This is the first in a series of book reviews I hope to do. The books are mostly high-quality and deserve better cover shots than the ones I have for them (maybe someday I’ll get a scanner!)
First up is Are Your Lights On? How to Figure Out What the Problem Really Is by Donald C. Gause and Gerald M. Weinberg, reprinted in 1990 by Dorset House Publishing.
Organizations (and the problem solvers within them) often make expensive mistakes by solving the wrong problem, solving the wrong person’s problem, and several other ways. The book explores important questions that should be answered before jumping to a solution.
The book’s title should not be understood to be asking the question rudely; rather, the question all at once:
- Is the solution to a puzzle in the book;
- Is a good reminder to would-be problem solvers;
- Illustrates quite well the point of chapter 10, “Mind your meaning”!
Eye-opening: First and foremost, the book got me to think about seeing problems from a variety of angles and perspectives, and it helped me see that how you perceive and state a problem has a big impact on what solutions you drive toward.
Captured and maintained my interest: The book starts right out with an engaging problem that drew me in and helped me experience the issues the authors want to address. By about the third page of text, I was already being helped to see flaws in my thinking process.
Accessible: The book maintains a light, entertaining style throughout.
Quick read: This book can be read in a couple of evenings.
Covers a wide breadth of issues: In just over 150 pages, the authors deal with flawed assumptions, various forms of miscommunication, moral dilemmas, when you’re the problem, whether we really want to solve the problem, and many other facets.
Connects with real life: The authors demonstrate a grizzled understanding of human nature, and their advice reflects that understanding. At no point do you worry, “That sounds nice, but do people really operate that way?”

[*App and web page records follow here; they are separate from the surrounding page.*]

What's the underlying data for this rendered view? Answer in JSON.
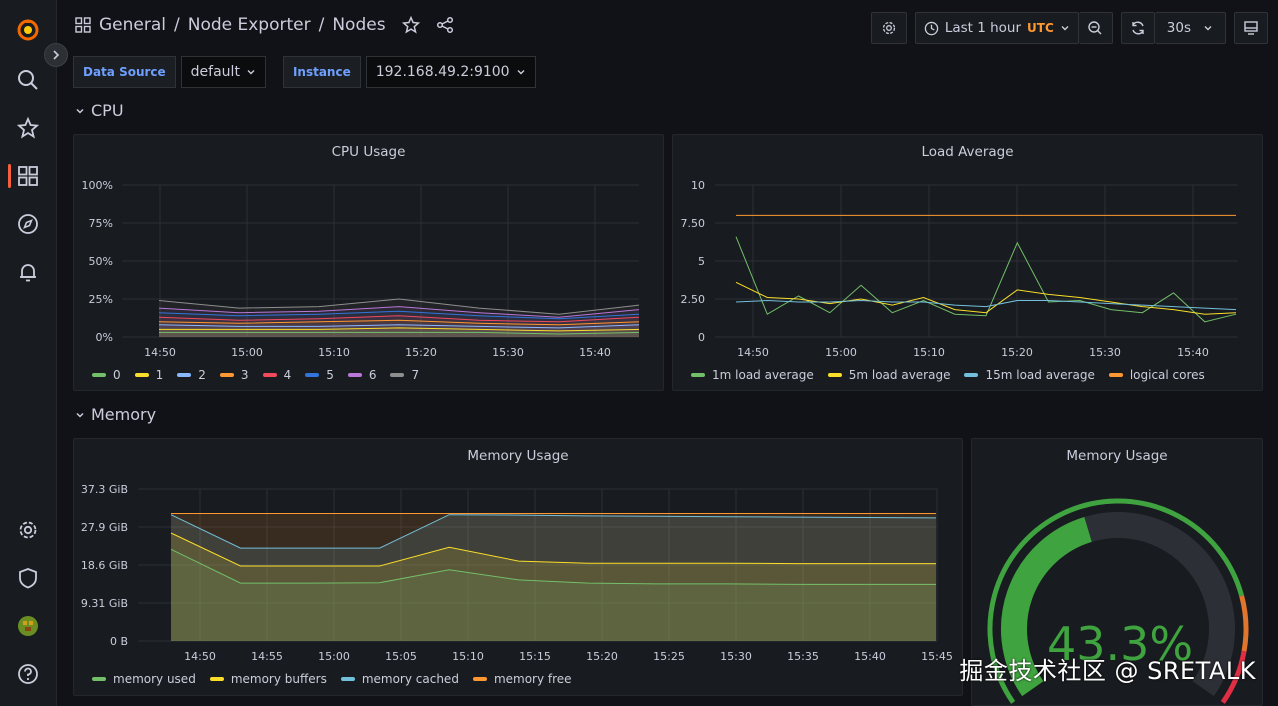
{
  "breadcrumb": {
    "folder": "General",
    "sep": "/",
    "parent": "Node Exporter",
    "page": "Nodes"
  },
  "toolbar": {
    "time_range": "Last 1 hour",
    "timezone": "UTC",
    "refresh": "30s"
  },
  "variables": [
    {
      "label": "Data Source",
      "value": "default"
    },
    {
      "label": "Instance",
      "value": "192.168.49.2:9100"
    }
  ],
  "rows": {
    "cpu": "CPU",
    "memory": "Memory"
  },
  "panels": {
    "cpu_usage": {
      "title": "CPU Usage"
    },
    "load_average": {
      "title": "Load Average"
    },
    "memory_usage": {
      "title": "Memory Usage"
    },
    "memory_gauge": {
      "title": "Memory Usage",
      "value": "43.3%"
    }
  },
  "watermark": "掘金技术社区 @ SRETALK",
  "colors": {
    "accent": "#f55f3e",
    "green": "#73bf69",
    "yellow": "#fade2a",
    "cyan": "#5794f2",
    "orange": "#ff9830",
    "red": "#f2495c",
    "blue": "#3274d9",
    "purple": "#b877d9",
    "grey": "#8e8e8e"
  },
  "chart_data": [
    {
      "type": "line",
      "title": "CPU Usage",
      "x": [
        "14:50",
        "15:00",
        "15:10",
        "15:20",
        "15:30",
        "15:40"
      ],
      "y_ticks": [
        "100%",
        "75%",
        "50%",
        "25%",
        "0%"
      ],
      "ylim": [
        0,
        100
      ],
      "series": [
        {
          "name": "0",
          "color": "#73bf69",
          "values": [
            3,
            3,
            3,
            3,
            3,
            2,
            3
          ]
        },
        {
          "name": "1",
          "color": "#fade2a",
          "values": [
            5,
            5,
            5,
            6,
            5,
            4,
            5
          ]
        },
        {
          "name": "2",
          "color": "#8ab8ff",
          "values": [
            8,
            7,
            7,
            8,
            7,
            6,
            8
          ]
        },
        {
          "name": "3",
          "color": "#ff9830",
          "values": [
            10,
            9,
            10,
            11,
            9,
            8,
            10
          ]
        },
        {
          "name": "4",
          "color": "#f2495c",
          "values": [
            13,
            11,
            12,
            14,
            11,
            10,
            13
          ]
        },
        {
          "name": "5",
          "color": "#3274d9",
          "values": [
            16,
            14,
            15,
            17,
            14,
            12,
            15
          ]
        },
        {
          "name": "6",
          "color": "#b877d9",
          "values": [
            19,
            16,
            17,
            20,
            16,
            13,
            18
          ]
        },
        {
          "name": "7",
          "color": "#8e8e8e",
          "values": [
            24,
            19,
            20,
            25,
            19,
            15,
            21
          ]
        }
      ]
    },
    {
      "type": "line",
      "title": "Load Average",
      "x": [
        "14:50",
        "15:00",
        "15:10",
        "15:20",
        "15:30",
        "15:40"
      ],
      "y_ticks": [
        "10",
        "7.50",
        "5",
        "2.50",
        "0"
      ],
      "ylim": [
        0,
        10
      ],
      "series": [
        {
          "name": "1m load average",
          "color": "#73bf69",
          "values": [
            6.6,
            1.5,
            2.7,
            1.6,
            3.4,
            1.6,
            2.4,
            1.5,
            1.4,
            6.2,
            2.3,
            2.4,
            1.8,
            1.6,
            2.9,
            1.0,
            1.5
          ]
        },
        {
          "name": "5m load average",
          "color": "#fade2a",
          "values": [
            3.6,
            2.6,
            2.5,
            2.2,
            2.5,
            2.1,
            2.6,
            1.8,
            1.6,
            3.1,
            2.8,
            2.6,
            2.3,
            2.0,
            1.8,
            1.5,
            1.6
          ]
        },
        {
          "name": "15m load average",
          "color": "#73c0dc",
          "values": [
            2.3,
            2.4,
            2.3,
            2.3,
            2.4,
            2.3,
            2.3,
            2.1,
            2.0,
            2.4,
            2.4,
            2.3,
            2.2,
            2.1,
            2.0,
            1.9,
            1.8
          ]
        },
        {
          "name": "logical cores",
          "color": "#ff9830",
          "values": [
            8,
            8,
            8,
            8,
            8,
            8,
            8,
            8,
            8,
            8,
            8,
            8,
            8,
            8,
            8,
            8,
            8
          ]
        }
      ]
    },
    {
      "type": "area",
      "title": "Memory Usage",
      "x": [
        "14:50",
        "14:55",
        "15:00",
        "15:05",
        "15:10",
        "15:15",
        "15:20",
        "15:25",
        "15:30",
        "15:35",
        "15:40",
        "15:45"
      ],
      "y_ticks": [
        "37.3 GiB",
        "27.9 GiB",
        "18.6 GiB",
        "9.31 GiB",
        "0 B"
      ],
      "ylim": [
        0,
        37.3
      ],
      "series": [
        {
          "name": "memory used",
          "color": "#73bf69",
          "values": [
            22.5,
            14.2,
            14.2,
            14.3,
            17.5,
            15.0,
            14.2,
            14.0,
            14.0,
            13.9,
            13.9,
            13.9
          ]
        },
        {
          "name": "memory buffers",
          "color": "#fade2a",
          "values": [
            26.5,
            18.4,
            18.4,
            18.4,
            23.0,
            19.6,
            19.1,
            19.1,
            19.1,
            19.0,
            19.0,
            19.0
          ]
        },
        {
          "name": "memory cached",
          "color": "#73c0dc",
          "values": [
            31.0,
            22.8,
            22.8,
            22.8,
            31.0,
            30.9,
            30.7,
            30.6,
            30.5,
            30.4,
            30.3,
            30.2
          ]
        },
        {
          "name": "memory free",
          "color": "#ff9830",
          "values": [
            31.3,
            31.3,
            31.3,
            31.3,
            31.3,
            31.3,
            31.3,
            31.3,
            31.3,
            31.3,
            31.3,
            31.3
          ]
        }
      ]
    },
    {
      "type": "gauge",
      "title": "Memory Usage",
      "value": 43.3,
      "unit": "%"
    }
  ]
}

The bad in the book is in the form of some undertones. It’s hard to tell if these undertones are really there or if it’s a misperception on my part, but I thought I’d report them as I saw them:
Low view of personal integrity? This is not seen constantly throughout, but it pops up in chapter 16’s “whatever works” philosophy suggesting that certain classes of problems be solved by trickery — playing deceptive games with one’s superiors — and maybe also in chapter 12, “The campus that was all spaced out”.
Tendency toward a contemptuous tone toward non-technical management: Though addressing many mistakes technical problem solvers commonly make, the authors tend to have a compassionate tone toward these mistakes and a tendency toward a contemptuous tone toward those in management positions… with the notable exception of chapters 14-15, which almost led me to delete this section (but not quite!)
This was a really eye-opening book for me. I recommend it as worthwhile reading for anyone in a position with problem-solving aspects to it. For software development organizations, I wouldn’t limit its applicability to the official requirements-gatherers for product features; anyone who needs to understand requirements should understand the concepts this book addresses.
Have you read the book? What do you think of it?